- For this tsoureki recipe, start with the wet ingredients. In a saucepan over low heat, stir the butter with the sugar, until melted. Remove from heat. Add the orange juice and the eggs, whisking vividly. Make sure that mixture temperature does not exceed 35oC / 95oF - it should feel lukewarm.
- In the mixer’s bowl add the flour, yeast, mahlab, cardamom and orange zest. Add the wet ingredients mixture to the bowl and knead the dough using the hook. Mix over medium speed until all ingredients are well incorporated. Then, continue mixing over high speed. Make sure that the ingredients are very well mixed and fully incorporated. This should take 10 minutes approximately. If the mixture looks too liquid, add some flour. The dough is ready when it looks firm and it has formed a ball around the hook. It shouldn’t be sticky, but rather fluffy.
- Transfer the tsoureki dough in a large bowl, cover it with a tea towel and let it rest and rise until double in size, for about 45 minutes, preferably near a hot surface.
- Transfer the dough on your working space and grease your hands with butter. Gently knead the dough twice, until deflated. Divide the dough into six smaller pieces. Form each piece using your hands into a round dough. Let the dough proof for 45 minutes.
- Preheat the oven to 170oC / 340oF.
- Roll each dough into a long strand using your hands. Each tsoureki should have three strands. Start braiding from the middle to the end and then all the way up. Pinch the ends together at one end and fold under the tsoureki. Continue until all tsourekia are done. Brush all the loaves with the egg wash.

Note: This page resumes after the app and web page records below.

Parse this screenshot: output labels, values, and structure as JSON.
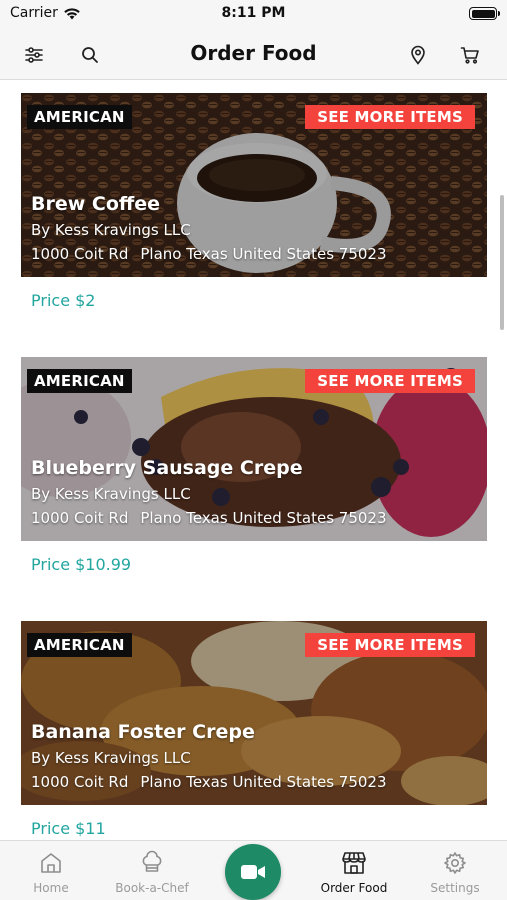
{
  "status_bar": {
    "carrier": "Carrier",
    "time": "8:11 PM",
    "battery_level": 1.0
  },
  "header": {
    "title": "Order Food",
    "left_icons": [
      "filter-sliders-icon",
      "search-icon"
    ],
    "right_icons": [
      "location-pin-icon",
      "cart-icon"
    ]
  },
  "items": [
    {
      "cuisine": "AMERICAN",
      "more_label": "SEE MORE ITEMS",
      "name": "Brew Coffee",
      "vendor": "By Kess Kravings LLC",
      "street": "1000 Coit Rd",
      "city_line": "Plano Texas United States 75023",
      "price": "Price $2"
    },
    {
      "cuisine": "AMERICAN",
      "more_label": "SEE MORE ITEMS",
      "name": "Blueberry Sausage Crepe",
      "vendor": "By Kess Kravings LLC",
      "street": "1000 Coit Rd",
      "city_line": "Plano Texas United States 75023",
      "price": "Price $10.99"
    },
    {
      "cuisine": "AMERICAN",
      "more_label": "SEE MORE ITEMS",
      "name": "Banana Foster Crepe",
      "vendor": "By Kess Kravings LLC",
      "street": "1000 Coit Rd",
      "city_line": "Plano Texas United States 75023",
      "price": "Price $11"
    }
  ],
  "tab_bar": {
    "tabs": [
      {
        "label": "Home",
        "icon": "home-icon",
        "active": false
      },
      {
        "label": "Book-a-Chef",
        "icon": "chef-hat-icon",
        "active": false
      },
      {
        "label": "Order Food",
        "icon": "storefront-icon",
        "active": true
      },
      {
        "label": "Settings",
        "icon": "gear-icon",
        "active": false
      }
    ],
    "center_button_icon": "video-camera-icon"
  },
  "colors": {
    "accent_red": "#f4433c",
    "price_teal": "#23a6a0",
    "camera_green": "#1e8a66",
    "badge_black": "#0d0d0d"
  }
}
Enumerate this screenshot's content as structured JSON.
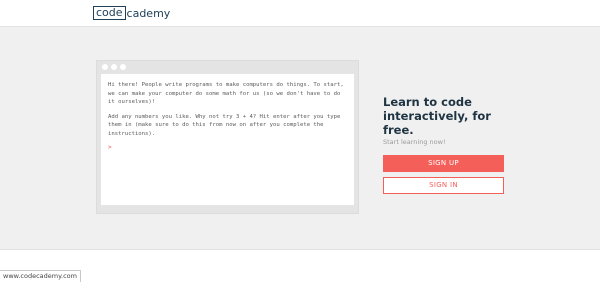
{
  "header": {
    "logo_boxed": "code",
    "logo_rest": "cademy"
  },
  "editor": {
    "paragraph_1": "Hi there! People write programs to make computers do things. To start, we can make your computer do some math for us (so we don't have to do it ourselves)!",
    "paragraph_2": "Add any numbers you like. Why not try 3 + 4? Hit enter after you type them in (make sure to do this from now on after you complete the instructions).",
    "prompt_symbol": ">"
  },
  "signup": {
    "headline": "Learn to code interactively, for free.",
    "subline": "Start learning now!",
    "signup_label": "SIGN UP",
    "signin_label": "SIGN IN"
  },
  "status_bar": {
    "url": "www.codecademy.com"
  },
  "colors": {
    "brand_navy": "#1f4056",
    "accent_red": "#f55f5a",
    "hero_background": "#f0f0f0"
  }
}
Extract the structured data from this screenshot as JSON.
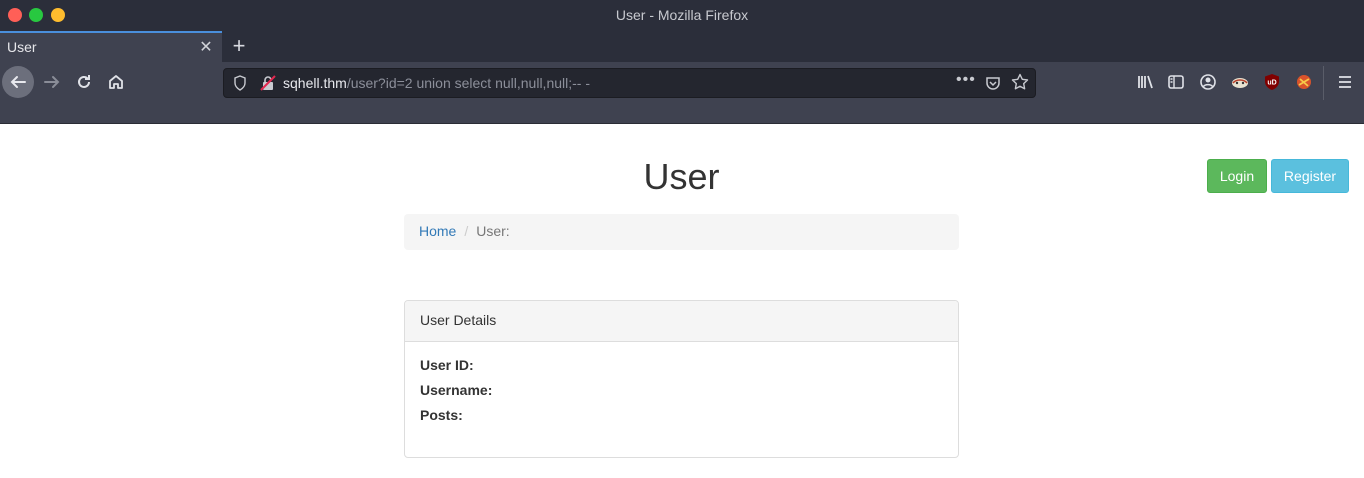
{
  "window": {
    "title": "User - Mozilla Firefox"
  },
  "tab": {
    "label": "User",
    "close_glyph": "✕",
    "new_tab_glyph": "+"
  },
  "urlbar": {
    "host": "sqhell.thm",
    "path": "/user?id=2 union select null,null,null;-- -",
    "page_actions_glyph": "•••"
  },
  "toolbar_icons": [
    "library-icon",
    "sidebar-icon",
    "account-icon",
    "extension-1-icon",
    "ublock-icon",
    "extension-3-icon",
    "menu-icon"
  ],
  "page": {
    "title": "User",
    "buttons": {
      "login": "Login",
      "register": "Register"
    },
    "breadcrumb": {
      "home": "Home",
      "separator": "/",
      "current": "User:"
    },
    "panel": {
      "heading": "User Details",
      "rows": [
        "User ID:",
        "Username:",
        "Posts:"
      ]
    }
  },
  "colors": {
    "login_green": "#5cb85c",
    "register_blue": "#5bc0de",
    "link_blue": "#337ab7"
  }
}
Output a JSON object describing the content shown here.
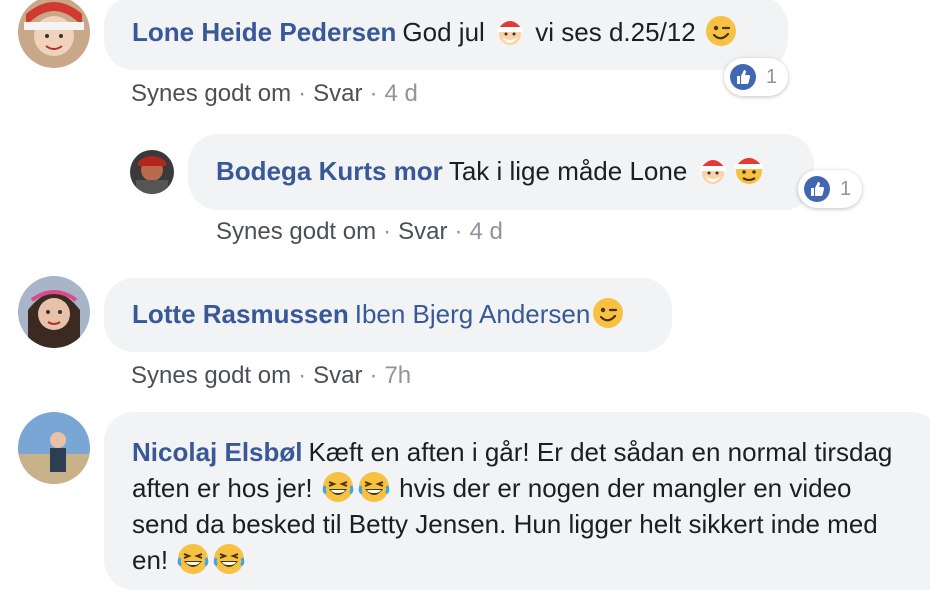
{
  "comments": [
    {
      "author": "Lone Heide Pedersen",
      "text_parts": [
        "God jul",
        "vi ses d.25/12"
      ],
      "emoji": [
        "santa-emoji",
        "wink-emoji"
      ],
      "actions": {
        "like": "Synes godt om",
        "sep": "·",
        "reply": "Svar",
        "time": "4 d"
      },
      "reaction_count": "1"
    },
    {
      "author": "Bodega Kurts mor",
      "text": "Tak i lige måde Lone",
      "emoji": [
        "santa-emoji",
        "santa-face-emoji"
      ],
      "actions": {
        "like": "Synes godt om",
        "sep": "·",
        "reply": "Svar",
        "time": "4 d"
      },
      "reaction_count": "1"
    },
    {
      "author": "Lotte Rasmussen",
      "tag": "Iben Bjerg Andersen",
      "emoji": [
        "wink-emoji"
      ],
      "actions": {
        "like": "Synes godt om",
        "sep": "·",
        "reply": "Svar",
        "time": "7h"
      }
    },
    {
      "author": "Nicolaj Elsbøl",
      "text_parts": [
        "Kæft en aften i går! Er det sådan en normal tirsdag",
        "aften er hos jer!",
        "hvis der er nogen der mangler en video",
        "send da besked til Betty Jensen. Hun ligger helt sikkert inde med",
        "en!"
      ],
      "emoji": [
        "laughing-emoji"
      ]
    }
  ],
  "colors": {
    "bubble": "#f2f3f5",
    "author": "#385898",
    "meta": "#90949c",
    "like_badge": "#4267b2"
  }
}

- Transfer the loaves on a baking tray covered with parchment paper and bake for 45 minutes. Right after you remove the tsourekia from the oven, you could tuck a dyed Easter eggs on them. If you place them before, they will most probably crack in the oven. Let the tsourekia cool completely on a rack before serving.